Visual C++ Libraries QA team
I found your job very interesting. Thanks for sharing some experience with us.
I give you one challenge for the "by design" vs "bug":
If you change an idl file then do an incremental build the binary will not be correct. This is because it will not embed the new tlb. Seems like a bug no?
What happens it's probably not a bug:
The tlb is changed but the rc compiler will not be triggered because the tlb file is not part of the project and not an input for the compiler.
From my point of view this is a bug. The incremental build does not work correctly in some cases. I do not trust it and I have to use
clean builds everytime I release something.
The idl file also compiles to some .c and .h files, not only to the .tlb file. The ATL interface depends on those .c and .h files.
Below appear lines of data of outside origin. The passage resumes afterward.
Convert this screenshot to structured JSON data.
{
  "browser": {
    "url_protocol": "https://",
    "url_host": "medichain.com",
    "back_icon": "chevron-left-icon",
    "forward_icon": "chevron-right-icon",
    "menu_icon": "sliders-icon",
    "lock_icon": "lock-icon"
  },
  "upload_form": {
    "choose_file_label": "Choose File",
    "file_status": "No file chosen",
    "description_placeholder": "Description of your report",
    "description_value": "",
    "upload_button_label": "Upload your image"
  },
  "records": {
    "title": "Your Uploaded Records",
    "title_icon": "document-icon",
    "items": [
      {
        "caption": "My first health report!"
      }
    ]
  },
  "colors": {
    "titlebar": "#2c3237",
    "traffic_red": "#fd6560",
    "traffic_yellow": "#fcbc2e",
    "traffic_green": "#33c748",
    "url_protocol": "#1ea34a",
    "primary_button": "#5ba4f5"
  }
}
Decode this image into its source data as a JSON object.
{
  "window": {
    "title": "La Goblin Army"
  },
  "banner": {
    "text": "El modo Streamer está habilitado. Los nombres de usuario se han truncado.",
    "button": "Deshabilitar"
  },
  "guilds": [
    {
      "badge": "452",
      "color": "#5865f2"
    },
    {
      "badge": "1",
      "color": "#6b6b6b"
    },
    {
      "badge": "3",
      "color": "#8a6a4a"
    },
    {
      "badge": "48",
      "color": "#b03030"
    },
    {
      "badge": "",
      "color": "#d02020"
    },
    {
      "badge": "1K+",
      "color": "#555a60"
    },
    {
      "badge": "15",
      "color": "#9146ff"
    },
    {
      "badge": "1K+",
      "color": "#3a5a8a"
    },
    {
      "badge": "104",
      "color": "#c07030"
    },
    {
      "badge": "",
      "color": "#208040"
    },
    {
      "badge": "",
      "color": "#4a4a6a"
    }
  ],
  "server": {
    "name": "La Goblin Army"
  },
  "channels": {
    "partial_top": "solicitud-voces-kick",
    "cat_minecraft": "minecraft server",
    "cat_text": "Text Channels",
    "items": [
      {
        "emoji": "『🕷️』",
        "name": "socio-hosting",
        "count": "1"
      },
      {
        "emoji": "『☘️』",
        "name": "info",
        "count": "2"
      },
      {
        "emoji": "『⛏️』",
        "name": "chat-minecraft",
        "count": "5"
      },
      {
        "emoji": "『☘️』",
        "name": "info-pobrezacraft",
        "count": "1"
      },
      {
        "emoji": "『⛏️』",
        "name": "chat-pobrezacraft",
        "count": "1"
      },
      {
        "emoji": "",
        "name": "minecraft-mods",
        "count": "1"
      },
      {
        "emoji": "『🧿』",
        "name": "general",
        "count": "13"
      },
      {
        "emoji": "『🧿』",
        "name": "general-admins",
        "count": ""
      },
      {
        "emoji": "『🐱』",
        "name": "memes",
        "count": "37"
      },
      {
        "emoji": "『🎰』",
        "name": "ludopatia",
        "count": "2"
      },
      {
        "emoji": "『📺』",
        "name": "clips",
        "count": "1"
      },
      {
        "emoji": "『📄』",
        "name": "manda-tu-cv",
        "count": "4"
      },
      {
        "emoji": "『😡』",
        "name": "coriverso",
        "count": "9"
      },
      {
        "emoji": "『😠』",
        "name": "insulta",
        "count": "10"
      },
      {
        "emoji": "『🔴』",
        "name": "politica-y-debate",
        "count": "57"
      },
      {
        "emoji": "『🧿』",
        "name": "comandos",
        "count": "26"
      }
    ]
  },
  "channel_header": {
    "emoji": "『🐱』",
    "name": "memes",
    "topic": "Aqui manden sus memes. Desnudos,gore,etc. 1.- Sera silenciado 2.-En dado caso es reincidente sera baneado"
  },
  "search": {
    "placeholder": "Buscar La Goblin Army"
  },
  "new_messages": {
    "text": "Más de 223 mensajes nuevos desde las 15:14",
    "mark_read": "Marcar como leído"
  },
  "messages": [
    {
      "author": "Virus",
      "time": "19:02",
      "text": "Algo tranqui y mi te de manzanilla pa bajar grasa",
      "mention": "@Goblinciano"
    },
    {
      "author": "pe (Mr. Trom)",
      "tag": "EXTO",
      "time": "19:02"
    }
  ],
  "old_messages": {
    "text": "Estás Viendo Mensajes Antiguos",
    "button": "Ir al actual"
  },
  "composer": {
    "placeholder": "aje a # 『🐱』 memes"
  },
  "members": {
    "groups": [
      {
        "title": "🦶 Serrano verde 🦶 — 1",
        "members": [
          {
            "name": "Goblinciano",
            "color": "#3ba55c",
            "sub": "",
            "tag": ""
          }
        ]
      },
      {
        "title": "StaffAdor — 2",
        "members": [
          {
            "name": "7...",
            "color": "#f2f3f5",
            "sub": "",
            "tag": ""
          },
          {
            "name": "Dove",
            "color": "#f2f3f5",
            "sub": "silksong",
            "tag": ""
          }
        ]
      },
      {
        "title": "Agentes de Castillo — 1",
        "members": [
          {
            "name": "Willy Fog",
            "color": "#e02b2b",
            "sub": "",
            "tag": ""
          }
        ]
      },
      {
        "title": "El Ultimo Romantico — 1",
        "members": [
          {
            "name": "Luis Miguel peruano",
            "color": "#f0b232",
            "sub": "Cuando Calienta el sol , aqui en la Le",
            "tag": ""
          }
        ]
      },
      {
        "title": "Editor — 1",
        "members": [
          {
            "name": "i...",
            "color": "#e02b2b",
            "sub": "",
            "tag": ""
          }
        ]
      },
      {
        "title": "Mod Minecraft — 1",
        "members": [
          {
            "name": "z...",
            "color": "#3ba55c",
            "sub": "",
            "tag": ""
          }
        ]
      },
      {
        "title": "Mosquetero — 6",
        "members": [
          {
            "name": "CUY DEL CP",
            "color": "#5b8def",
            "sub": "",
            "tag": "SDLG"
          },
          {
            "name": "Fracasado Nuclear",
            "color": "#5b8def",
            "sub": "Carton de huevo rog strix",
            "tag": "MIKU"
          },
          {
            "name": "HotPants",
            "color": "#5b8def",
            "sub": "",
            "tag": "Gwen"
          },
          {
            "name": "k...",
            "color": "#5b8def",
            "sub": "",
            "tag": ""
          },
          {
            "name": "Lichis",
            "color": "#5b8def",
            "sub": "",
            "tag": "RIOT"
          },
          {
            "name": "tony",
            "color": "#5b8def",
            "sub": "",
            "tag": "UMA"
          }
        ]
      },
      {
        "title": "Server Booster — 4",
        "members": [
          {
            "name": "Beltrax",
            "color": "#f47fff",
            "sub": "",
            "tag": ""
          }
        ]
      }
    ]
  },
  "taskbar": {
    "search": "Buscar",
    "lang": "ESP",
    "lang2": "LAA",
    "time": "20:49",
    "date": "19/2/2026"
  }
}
So I think it is a bug that the incremental build doesn't work.
Since I have the habit of doing full rebuilds, I even forgot about that bug. Now I remember it, but if I post it to the Connect site then it will be resolved "won't fix".
The resource compiler does not depend on the .h or .c files so it will no be triggered.
My requested VS feature is to fully support the agile method within the VS environment including test case management, test case execution, a wiki or other application for creating and manually running test cases (a Fitnesse replacement).
Thanks for taking the time to read my post and for sending me your reply/question.
If I understand your question correctly, I would say that in order for the IDE to know a file/step is part of the project (and therefore that it needs to be compiled when doing a build - or checked and potentially compiled if doing an incremental build) then that files has to be known to the project system (for example, just including one of the auto-generated file inside one of the project’s source files is not sufficient for the IDE to know how to generate it correctly.) If some file is external to the project (such as an IDL file and/or some of its auto-generated files including its type library) then the project system must be explicitly told by the developer it is part of the project.
I am not sure which version of the compiler/IDE. But I did an experiment on VS 2005 (built 14.00.50727.762), which seemed to have shown correct changes after an incremental rebuilt over an .idl file change. It will be very helpful if you can provide us the detailed steps, process/sample codes that trigged the problem you’ve met. If you submitted this problem to MS support team before, a link to that submission will be helpful too.
Another thing you might want to pay attention to is that I would always do a complete/clean build before releasing a final version of my product even if I am doing incremental builds during development.